| posted on July 22, 2010

It’s safe to say the last few years have boldly announced the return of the penguin. While their sheer relevance remains a mystery, our tuxedoed brethren have certainly made a splash onto the silver screen in recent years. Each portrayal of their waddling lives has been memorable, but none has emanated the same level of gusto and stoke as the little guys in Surf’s Up.

The film, featuring the likes of surfing icons Sal Masekala, Rob Machado, and Kelly Slater, premiered last night at Edwards Big Newport Theater, and met unanimous approval from the surfing community. Quiksilver hosted the screening and ensured the pre-screening party was up to snuff, i.e. killer food and a steady supply of drinks. After dinner, the crowd of surf-industry giants and media made their way into the theater.

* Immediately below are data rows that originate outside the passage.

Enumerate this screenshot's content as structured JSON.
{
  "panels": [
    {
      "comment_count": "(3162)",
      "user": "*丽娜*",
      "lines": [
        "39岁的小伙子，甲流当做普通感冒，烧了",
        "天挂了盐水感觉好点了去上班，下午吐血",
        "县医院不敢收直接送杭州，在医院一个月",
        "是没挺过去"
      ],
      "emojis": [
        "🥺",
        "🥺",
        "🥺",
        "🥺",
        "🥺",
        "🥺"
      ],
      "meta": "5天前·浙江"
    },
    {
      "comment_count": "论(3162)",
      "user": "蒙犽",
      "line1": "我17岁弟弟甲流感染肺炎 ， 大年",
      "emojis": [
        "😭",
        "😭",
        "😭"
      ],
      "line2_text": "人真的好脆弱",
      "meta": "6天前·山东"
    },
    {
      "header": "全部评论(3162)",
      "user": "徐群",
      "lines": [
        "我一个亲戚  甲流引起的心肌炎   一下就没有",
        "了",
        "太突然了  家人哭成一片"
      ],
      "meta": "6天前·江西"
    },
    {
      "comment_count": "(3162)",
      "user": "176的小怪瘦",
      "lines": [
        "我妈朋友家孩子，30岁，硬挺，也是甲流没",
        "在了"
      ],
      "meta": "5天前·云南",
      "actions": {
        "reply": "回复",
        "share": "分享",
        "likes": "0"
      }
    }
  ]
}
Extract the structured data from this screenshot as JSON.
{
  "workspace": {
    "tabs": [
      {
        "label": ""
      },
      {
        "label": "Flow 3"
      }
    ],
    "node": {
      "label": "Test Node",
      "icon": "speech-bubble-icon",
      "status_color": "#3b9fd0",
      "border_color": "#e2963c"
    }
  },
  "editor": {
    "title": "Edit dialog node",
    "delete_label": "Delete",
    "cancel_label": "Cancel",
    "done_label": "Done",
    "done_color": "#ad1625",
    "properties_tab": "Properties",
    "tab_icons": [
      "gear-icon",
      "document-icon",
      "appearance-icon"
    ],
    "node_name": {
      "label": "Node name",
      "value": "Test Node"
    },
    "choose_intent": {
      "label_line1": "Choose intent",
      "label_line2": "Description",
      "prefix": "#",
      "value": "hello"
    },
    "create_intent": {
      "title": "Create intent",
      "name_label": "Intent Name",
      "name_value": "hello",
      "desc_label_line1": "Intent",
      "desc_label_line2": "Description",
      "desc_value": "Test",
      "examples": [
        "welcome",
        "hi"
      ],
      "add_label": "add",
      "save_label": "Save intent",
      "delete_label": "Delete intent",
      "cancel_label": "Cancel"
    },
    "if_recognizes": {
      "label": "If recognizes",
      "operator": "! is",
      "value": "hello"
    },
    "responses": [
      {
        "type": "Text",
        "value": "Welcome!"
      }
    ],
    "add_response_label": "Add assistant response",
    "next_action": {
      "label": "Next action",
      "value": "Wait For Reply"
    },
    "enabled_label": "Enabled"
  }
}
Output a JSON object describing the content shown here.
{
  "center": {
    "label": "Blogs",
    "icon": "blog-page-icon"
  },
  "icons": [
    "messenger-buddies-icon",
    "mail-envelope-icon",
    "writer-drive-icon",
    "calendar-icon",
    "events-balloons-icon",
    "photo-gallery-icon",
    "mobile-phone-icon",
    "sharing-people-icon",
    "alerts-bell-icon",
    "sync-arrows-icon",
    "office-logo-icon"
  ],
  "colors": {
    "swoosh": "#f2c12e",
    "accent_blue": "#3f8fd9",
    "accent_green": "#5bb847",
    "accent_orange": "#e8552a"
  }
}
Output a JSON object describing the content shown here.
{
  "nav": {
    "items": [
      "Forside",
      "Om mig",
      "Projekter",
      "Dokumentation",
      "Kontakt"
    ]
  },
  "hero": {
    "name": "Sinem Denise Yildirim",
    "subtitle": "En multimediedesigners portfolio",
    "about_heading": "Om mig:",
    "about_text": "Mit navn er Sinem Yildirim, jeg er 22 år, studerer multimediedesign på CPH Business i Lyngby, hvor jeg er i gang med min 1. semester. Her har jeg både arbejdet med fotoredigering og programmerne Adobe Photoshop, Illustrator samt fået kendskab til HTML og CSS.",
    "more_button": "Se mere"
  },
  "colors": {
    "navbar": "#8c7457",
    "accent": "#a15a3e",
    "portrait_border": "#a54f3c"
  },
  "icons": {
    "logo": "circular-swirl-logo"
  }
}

“It’s awesome. I get a kick out of seeing myself in penguin.” – Rob Machado

Surf’s Up follows the surfing aspirations of Cody Maverick, a teenage penguin hailing from the mean streets of Shiverpool, Antarctica. Determined to compete against some of surfing’s most prominent penguins, he gets his feathers ruffled by an antagonist cruel enough to make Lance Burkhart look like Pat O’Connell. Through determination and good friends, Cody manages to find his bearings and – eventually, himself.

“It was an amazing experience,” commented Director Chris Buck on the making of the film. “We even got surf lessons at Seal Beach and started learning to surf. My kids even learned to surf while making this film.”

Among the film’s many highlights was its stellar animation. Aided by countless hours of research and insight from eight-time world champ Kelly Slater, the folks behind Surf’s Up nailed the look of the waves.

“Rob and Kelly provided a lot of insight into waves and the ocean,” said Buck. We tried to emulate Pipe and Jaws and Teauhupoo, and Kelly would explain how the bottom contours might affect the speed and things like that and I think it shows in the final product…”

It definitely showed. As WQS ripper, Jesse Merle Jones attests, “You could tell they put a lot of time in the movie and really tried to get it right.”

The crew’s perseverance in accurately portraying famous breaks like Pipeline make many screen shots indistinguishable from the real thing. In fact, for some it might be difficult to differentiate the real Rob Machado from his penguin doppelganger.

Machado commented, “It’s awesome. I get a kick out of seeing myself in penguin.”

Complete with his trademark sun-bleached mop, the film certainly channels the Machado to highlight an all-around, feel-good surf flick. Kudos to all involved in Surf’s Up and hopefully we can punctuate this penguin era with a good ol’ fashioned march to the beach.